And when the smoke settles and if you are still undecided, and you feel you could use another opinion, feel free to contact us and ask for our opinions on what you are thinking. Good luck.

Joe Pelonio
05-18-2007, 3:27 PM
I wasn't sure at first, but ended up getting 45 watts and 12x24 workspace. After 2+ years I'm happy with that decision, and with the support from Epilog.

marge hawthorne
05-18-2007, 3:51 PM
was that your first laser? and was it difficult to operate? Like we said before we know nothing about these things. and from past experence, we know how much trouble you can get into. I'm a musician, and I bought an old road bus, about 10 yrs ago not knowing anything about buses, and you don't want to hear the rest of this story. But the point is, the bus cost's less them these laser's do, and we don't want to make the same mistake. We want to work on small stones, glass, maybe marble. anyhoo, could we get by with a smaller model?

Bruce Volden
05-18-2007, 4:19 PM
Also folks, the laser is much like a "fancy" printer 'ceptin it burns. Now the software you'll be using to send files to the laser is a whole 'nother story. I too was more concerned about the machine when I first started~I should have concentrated on the software back then (13 years ago :D ). One thing about now vs. then is there are a multitude of forums, filled with good people who are knowledgeable and will to help out :) My $.02 worth!


Ed Maloney
05-18-2007, 6:15 PM
You will be needing something like CorelDraw to drive the laser output. That's where a big learning curve is. So if you are not familiar with computers and graphics software I would get experience with those prior to a laser purchase or at least during your research of one.

marge hawthorne
05-18-2007, 7:34 PM
when you say graphics, do you mean for instance, on a computor I have a print shop and make up some pretty good flyers. are they anything in common?

Ed Maloney
05-18-2007, 7:43 PM
Check this link which has information about the graphics software we're talking about:


John Esberg
05-18-2007, 8:14 PM
There is great truth in thinking of the laser as a black & white printer. At the same time, its also a scrollsaw for production work. No matter how you look at it, it takes software to drive the machine. You MUST know how setup the graphics/patterns. Forums like this can help with technical items, but we can't make up for not learning your software.

As for which which machine from which company, pay attention to the machine and not always to the sales rep. (My regional Epilog sales rep sold me on my Universal machine, but that doesn't mean I won't check out Epilog's most recent machines either.)

One thing people haven't said here is that you have to jump into marketing. A friend of mine in the finance market loves to ask his sales reps, "are you a secret agent?" In other words, people don't know you are there running a laser engraver to provide them a notable service unless "you reach out and touch someone".

Good luck!


Larry Bratton
05-19-2007, 5:47 PM
I have owned my laser for about 6 weeks or so now. I purchased an Epilog EXT model 24x36 table size. As far as the actual operation of the laser, it's like running a printer. However, if you do not have the knowledge of how to create what you want to produce, your probably in for a long learning curve.
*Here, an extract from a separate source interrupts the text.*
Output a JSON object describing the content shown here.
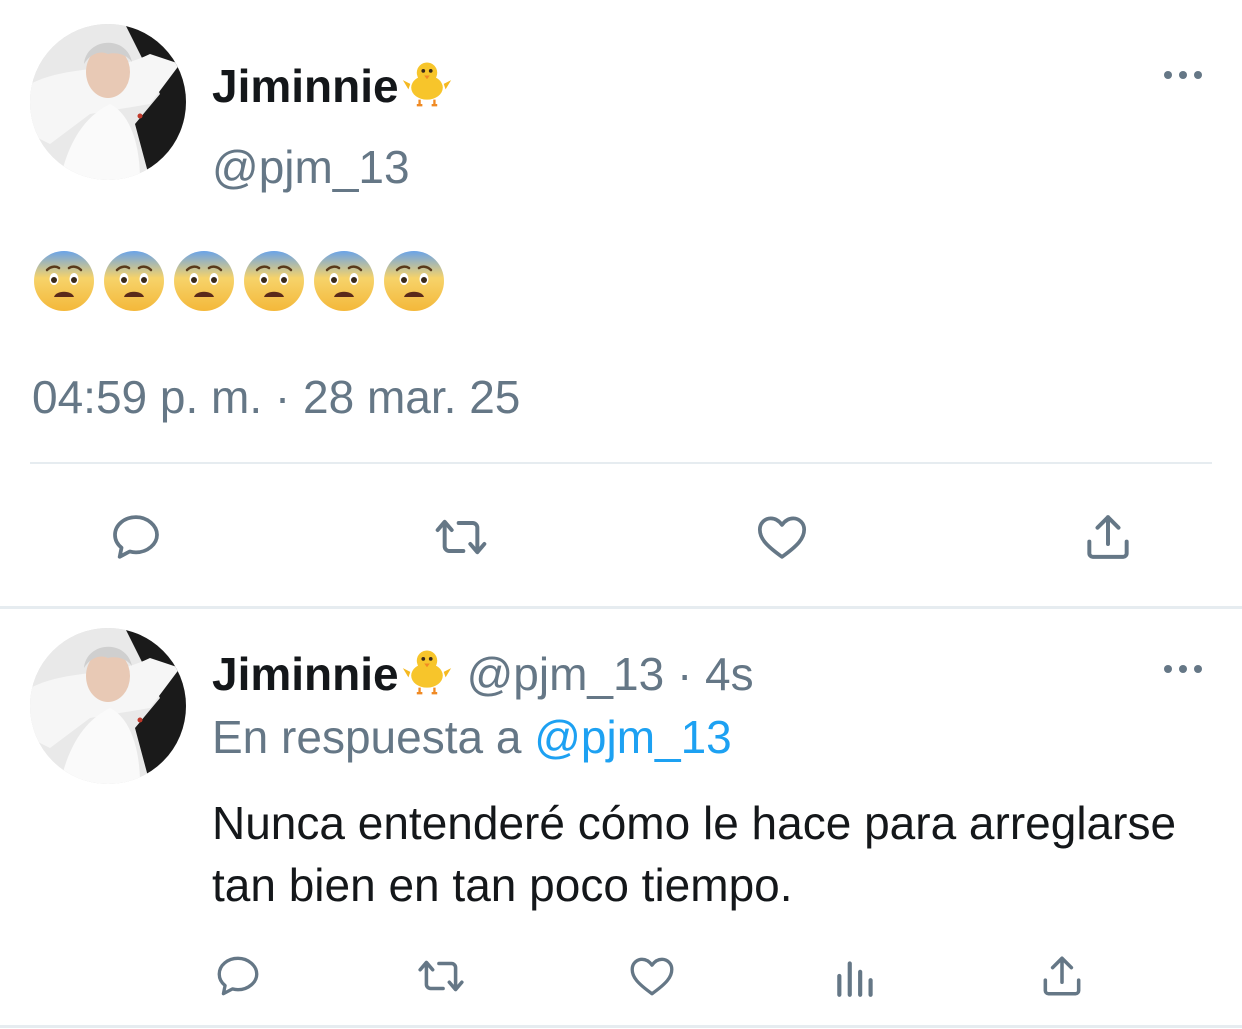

Practically everybody uses Corel Draw as the standard for creating the files to send to the machine.
I, for one, had solid graphics experience and was used to working with tool paths and the like for both CNC router and computerized rotary engraving machines. The laser was actually the easiest of the three.
As my fellow forum members here have advised, that should be at the top of your list as "must know" before investing in one of these wonderful tools.
In terms of what to buy, if I had it to do over, I would try to afford a little more power, I have 40 watts and I would love to have 75. I'm sure in your case you can use a much smaller table size, so get as much power as you can. A Epilog Helix might be a good choice with 75 watts. Your budget will dictate that though when you get into the costs.
Good luck!:)

Mike Null
05-20-2007, 9:06 AM
If you're going to be cutting wood you'll need more power than if working with plastic or items which can't be cut.

I love my machine so have a look at all the brands and as others have mentioned search the archives by brand to find the various comments we've all made about our issues.